▸ **EXERCISE DIRECTIONS**
Scan each line of the records for the word "księgowania" and extract the ones that have it.

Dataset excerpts

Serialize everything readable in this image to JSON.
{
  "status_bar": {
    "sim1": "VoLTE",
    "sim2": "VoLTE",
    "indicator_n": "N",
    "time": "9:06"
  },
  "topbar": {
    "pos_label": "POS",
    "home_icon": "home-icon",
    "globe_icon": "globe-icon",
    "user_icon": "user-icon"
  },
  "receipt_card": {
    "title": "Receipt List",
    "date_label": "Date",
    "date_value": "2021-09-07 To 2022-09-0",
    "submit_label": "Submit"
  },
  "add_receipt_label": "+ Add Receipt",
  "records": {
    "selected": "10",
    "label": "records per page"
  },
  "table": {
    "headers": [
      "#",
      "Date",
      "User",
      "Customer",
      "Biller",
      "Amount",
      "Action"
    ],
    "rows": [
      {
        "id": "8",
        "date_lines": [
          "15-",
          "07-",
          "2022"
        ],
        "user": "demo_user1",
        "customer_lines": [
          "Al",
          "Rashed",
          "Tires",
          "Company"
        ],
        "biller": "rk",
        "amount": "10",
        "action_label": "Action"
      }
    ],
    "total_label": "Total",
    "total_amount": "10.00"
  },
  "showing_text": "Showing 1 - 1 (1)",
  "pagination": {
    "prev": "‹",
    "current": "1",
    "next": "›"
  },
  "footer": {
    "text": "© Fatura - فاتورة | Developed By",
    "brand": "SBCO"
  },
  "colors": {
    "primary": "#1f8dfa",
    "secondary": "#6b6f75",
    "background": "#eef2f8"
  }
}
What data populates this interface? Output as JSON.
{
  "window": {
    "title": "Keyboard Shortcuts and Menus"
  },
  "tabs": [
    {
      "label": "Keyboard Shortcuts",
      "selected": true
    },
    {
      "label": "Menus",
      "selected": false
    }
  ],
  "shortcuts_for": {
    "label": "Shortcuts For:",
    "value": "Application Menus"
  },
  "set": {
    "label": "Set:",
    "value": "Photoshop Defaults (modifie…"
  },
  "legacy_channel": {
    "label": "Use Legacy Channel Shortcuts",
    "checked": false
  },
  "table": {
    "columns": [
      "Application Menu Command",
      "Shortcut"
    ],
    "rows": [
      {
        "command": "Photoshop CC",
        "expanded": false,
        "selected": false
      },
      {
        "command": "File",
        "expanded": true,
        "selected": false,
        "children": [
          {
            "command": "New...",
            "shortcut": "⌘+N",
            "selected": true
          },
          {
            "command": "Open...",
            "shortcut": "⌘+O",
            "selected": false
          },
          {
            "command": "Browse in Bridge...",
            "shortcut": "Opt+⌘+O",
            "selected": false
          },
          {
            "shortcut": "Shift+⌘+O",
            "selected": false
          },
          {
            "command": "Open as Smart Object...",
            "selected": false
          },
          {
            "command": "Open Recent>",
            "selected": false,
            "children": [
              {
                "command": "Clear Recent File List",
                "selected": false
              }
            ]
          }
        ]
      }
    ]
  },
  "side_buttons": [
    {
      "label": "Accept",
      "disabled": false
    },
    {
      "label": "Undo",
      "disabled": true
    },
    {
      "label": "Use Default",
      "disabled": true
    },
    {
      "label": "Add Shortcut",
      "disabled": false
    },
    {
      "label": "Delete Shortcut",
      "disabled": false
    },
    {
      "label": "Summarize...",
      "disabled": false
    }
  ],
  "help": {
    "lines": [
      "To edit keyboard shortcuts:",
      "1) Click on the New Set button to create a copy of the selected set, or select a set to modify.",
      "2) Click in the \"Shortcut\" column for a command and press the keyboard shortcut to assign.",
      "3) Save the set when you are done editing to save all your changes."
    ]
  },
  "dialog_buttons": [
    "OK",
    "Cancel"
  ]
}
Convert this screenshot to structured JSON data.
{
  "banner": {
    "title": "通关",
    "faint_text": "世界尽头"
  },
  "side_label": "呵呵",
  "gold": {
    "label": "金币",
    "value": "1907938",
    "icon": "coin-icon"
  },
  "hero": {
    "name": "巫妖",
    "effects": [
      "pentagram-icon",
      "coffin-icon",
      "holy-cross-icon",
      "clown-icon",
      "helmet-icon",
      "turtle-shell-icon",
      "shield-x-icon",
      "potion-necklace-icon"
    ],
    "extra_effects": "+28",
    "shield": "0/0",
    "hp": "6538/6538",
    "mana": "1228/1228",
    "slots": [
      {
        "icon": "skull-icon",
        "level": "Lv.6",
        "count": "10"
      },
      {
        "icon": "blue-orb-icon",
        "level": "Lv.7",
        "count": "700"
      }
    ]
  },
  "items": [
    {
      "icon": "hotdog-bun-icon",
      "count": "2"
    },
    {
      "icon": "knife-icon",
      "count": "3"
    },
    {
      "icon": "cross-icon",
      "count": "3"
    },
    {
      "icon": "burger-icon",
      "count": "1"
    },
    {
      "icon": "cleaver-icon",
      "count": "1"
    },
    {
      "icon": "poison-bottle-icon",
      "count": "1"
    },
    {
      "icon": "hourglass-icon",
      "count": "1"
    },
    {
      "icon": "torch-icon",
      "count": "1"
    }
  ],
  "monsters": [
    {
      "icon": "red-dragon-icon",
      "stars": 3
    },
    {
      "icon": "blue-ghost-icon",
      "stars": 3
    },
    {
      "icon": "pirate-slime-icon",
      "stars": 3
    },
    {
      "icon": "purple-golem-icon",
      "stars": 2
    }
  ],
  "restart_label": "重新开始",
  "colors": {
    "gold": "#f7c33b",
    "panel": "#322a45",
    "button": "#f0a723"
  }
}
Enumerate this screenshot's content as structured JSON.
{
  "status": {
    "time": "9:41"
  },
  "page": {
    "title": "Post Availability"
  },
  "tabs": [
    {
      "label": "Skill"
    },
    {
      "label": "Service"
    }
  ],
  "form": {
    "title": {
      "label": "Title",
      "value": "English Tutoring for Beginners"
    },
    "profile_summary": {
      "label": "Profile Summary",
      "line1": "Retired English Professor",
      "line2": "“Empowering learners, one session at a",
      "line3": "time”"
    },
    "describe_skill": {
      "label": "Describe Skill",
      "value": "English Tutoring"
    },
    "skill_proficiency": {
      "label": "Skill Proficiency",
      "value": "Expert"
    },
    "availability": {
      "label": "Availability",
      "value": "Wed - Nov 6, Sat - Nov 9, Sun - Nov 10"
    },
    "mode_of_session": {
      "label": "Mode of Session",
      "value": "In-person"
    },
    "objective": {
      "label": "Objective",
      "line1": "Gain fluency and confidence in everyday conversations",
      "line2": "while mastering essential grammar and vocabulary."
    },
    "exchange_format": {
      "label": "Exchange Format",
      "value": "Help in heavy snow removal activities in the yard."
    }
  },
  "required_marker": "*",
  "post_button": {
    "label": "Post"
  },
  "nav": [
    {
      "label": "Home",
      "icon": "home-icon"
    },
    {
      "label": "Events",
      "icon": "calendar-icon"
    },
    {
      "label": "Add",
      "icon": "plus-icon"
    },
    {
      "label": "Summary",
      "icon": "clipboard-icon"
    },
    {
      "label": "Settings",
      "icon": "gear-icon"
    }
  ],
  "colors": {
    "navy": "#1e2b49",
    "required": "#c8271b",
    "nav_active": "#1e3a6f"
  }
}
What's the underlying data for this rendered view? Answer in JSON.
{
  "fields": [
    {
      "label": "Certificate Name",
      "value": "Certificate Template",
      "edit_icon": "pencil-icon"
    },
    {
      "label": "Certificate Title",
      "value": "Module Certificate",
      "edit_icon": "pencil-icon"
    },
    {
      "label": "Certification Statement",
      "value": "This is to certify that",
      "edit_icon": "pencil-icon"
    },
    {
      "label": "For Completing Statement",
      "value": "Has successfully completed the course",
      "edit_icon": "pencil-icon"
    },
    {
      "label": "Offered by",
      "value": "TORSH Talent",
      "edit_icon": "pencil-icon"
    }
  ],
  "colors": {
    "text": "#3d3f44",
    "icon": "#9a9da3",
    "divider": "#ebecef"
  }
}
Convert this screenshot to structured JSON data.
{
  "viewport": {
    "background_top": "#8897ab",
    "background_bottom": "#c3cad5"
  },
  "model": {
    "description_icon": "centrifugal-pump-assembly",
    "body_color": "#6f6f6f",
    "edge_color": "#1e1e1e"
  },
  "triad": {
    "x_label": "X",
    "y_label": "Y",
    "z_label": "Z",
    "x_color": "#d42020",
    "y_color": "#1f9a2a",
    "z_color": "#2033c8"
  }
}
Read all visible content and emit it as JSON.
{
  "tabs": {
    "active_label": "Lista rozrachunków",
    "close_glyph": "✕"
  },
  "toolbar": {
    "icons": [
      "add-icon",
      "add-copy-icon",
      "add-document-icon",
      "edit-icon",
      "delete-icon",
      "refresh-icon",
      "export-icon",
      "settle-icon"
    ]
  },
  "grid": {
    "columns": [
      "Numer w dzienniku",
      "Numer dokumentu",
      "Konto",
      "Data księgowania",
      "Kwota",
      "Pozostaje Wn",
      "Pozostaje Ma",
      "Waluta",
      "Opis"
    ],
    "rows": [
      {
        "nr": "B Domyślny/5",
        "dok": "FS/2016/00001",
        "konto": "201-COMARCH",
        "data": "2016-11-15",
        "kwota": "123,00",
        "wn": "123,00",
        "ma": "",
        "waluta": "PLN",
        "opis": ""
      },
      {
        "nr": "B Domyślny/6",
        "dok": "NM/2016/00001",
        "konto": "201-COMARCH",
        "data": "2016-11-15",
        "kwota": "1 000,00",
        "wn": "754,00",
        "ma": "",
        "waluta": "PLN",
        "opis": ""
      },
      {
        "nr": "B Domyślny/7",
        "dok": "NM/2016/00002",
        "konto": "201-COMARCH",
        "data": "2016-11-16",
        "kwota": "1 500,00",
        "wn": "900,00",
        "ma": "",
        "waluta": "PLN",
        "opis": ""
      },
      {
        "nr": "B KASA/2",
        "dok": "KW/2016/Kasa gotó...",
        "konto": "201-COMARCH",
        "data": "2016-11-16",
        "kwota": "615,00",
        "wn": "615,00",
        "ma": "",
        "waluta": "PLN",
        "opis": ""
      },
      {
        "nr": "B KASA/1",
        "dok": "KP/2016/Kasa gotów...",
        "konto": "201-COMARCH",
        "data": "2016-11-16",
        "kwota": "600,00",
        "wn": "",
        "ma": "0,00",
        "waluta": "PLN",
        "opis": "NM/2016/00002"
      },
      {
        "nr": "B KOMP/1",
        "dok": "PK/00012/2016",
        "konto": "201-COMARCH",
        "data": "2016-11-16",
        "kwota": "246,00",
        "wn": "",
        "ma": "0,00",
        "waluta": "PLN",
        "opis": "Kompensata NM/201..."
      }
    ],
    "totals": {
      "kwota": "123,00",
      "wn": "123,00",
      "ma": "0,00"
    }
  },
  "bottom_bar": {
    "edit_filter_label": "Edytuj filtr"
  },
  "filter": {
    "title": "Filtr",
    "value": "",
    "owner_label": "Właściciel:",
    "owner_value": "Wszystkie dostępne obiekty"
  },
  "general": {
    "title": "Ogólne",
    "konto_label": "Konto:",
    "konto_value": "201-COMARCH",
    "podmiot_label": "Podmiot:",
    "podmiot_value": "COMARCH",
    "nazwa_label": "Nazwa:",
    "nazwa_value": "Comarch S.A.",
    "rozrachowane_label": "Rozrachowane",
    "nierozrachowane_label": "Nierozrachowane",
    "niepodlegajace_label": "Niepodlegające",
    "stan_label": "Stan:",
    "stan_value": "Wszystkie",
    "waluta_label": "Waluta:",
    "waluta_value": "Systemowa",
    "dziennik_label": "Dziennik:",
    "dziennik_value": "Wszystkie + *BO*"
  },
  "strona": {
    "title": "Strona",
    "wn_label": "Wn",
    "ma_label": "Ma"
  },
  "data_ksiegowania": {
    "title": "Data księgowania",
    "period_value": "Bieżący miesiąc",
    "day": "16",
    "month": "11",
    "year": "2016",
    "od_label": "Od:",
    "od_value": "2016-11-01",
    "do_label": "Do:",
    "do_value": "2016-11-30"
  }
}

▸ **TASK RESULT**
      "Data księgowania",
    "title": "Data księgowania",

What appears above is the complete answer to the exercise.